The input:
((

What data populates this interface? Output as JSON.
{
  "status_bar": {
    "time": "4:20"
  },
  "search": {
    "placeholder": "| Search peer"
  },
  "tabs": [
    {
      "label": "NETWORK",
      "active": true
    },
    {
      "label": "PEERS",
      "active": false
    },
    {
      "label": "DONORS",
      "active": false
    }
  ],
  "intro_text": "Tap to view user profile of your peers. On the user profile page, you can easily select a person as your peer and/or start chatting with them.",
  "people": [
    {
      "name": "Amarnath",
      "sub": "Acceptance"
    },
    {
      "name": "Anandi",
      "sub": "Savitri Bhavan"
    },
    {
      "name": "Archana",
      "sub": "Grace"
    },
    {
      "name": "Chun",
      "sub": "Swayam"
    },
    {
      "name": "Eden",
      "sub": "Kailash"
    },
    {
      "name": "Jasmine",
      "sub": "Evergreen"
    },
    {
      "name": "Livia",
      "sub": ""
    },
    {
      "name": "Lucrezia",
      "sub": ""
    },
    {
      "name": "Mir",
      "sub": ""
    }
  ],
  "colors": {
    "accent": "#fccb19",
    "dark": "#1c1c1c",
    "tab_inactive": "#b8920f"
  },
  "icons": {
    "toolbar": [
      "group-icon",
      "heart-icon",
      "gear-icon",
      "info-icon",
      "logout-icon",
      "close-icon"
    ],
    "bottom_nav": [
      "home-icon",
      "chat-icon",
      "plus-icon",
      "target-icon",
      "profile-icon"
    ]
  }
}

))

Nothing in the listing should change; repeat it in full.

What data populates this interface? Output as JSON.
{
  "status_bar": {
    "time": "4:20"
  },
  "search": {
    "placeholder": "| Search peer"
  },
  "tabs": [
    {
      "label": "NETWORK",
      "active": true
    },
    {
      "label": "PEERS",
      "active": false
    },
    {
      "label": "DONORS",
      "active": false
    }
  ],
  "intro_text": "Tap to view user profile of your peers. On the user profile page, you can easily select a person as your peer and/or start chatting with them.",
  "people": [
    {
      "name": "Amarnath",
      "sub": "Acceptance"
    },
    {
      "name": "Anandi",
      "sub": "Savitri Bhavan"
    },
    {
      "name": "Archana",
      "sub": "Grace"
    },
    {
      "name": "Chun",
      "sub": "Swayam"
    },
    {
      "name": "Eden",
      "sub": "Kailash"
    },
    {
      "name": "Jasmine",
      "sub": "Evergreen"
    },
    {
      "name": "Livia",
      "sub": ""
    },
    {
      "name": "Lucrezia",
      "sub": ""
    },
    {
      "name": "Mir",
      "sub": ""
    }
  ],
  "colors": {
    "accent": "#fccb19",
    "dark": "#1c1c1c",
    "tab_inactive": "#b8920f"
  },
  "icons": {
    "toolbar": [
      "group-icon",
      "heart-icon",
      "gear-icon",
      "info-icon",
      "logout-icon",
      "close-icon"
    ],
    "bottom_nav": [
      "home-icon",
      "chat-icon",
      "plus-icon",
      "target-icon",
      "profile-icon"
    ]
  }
}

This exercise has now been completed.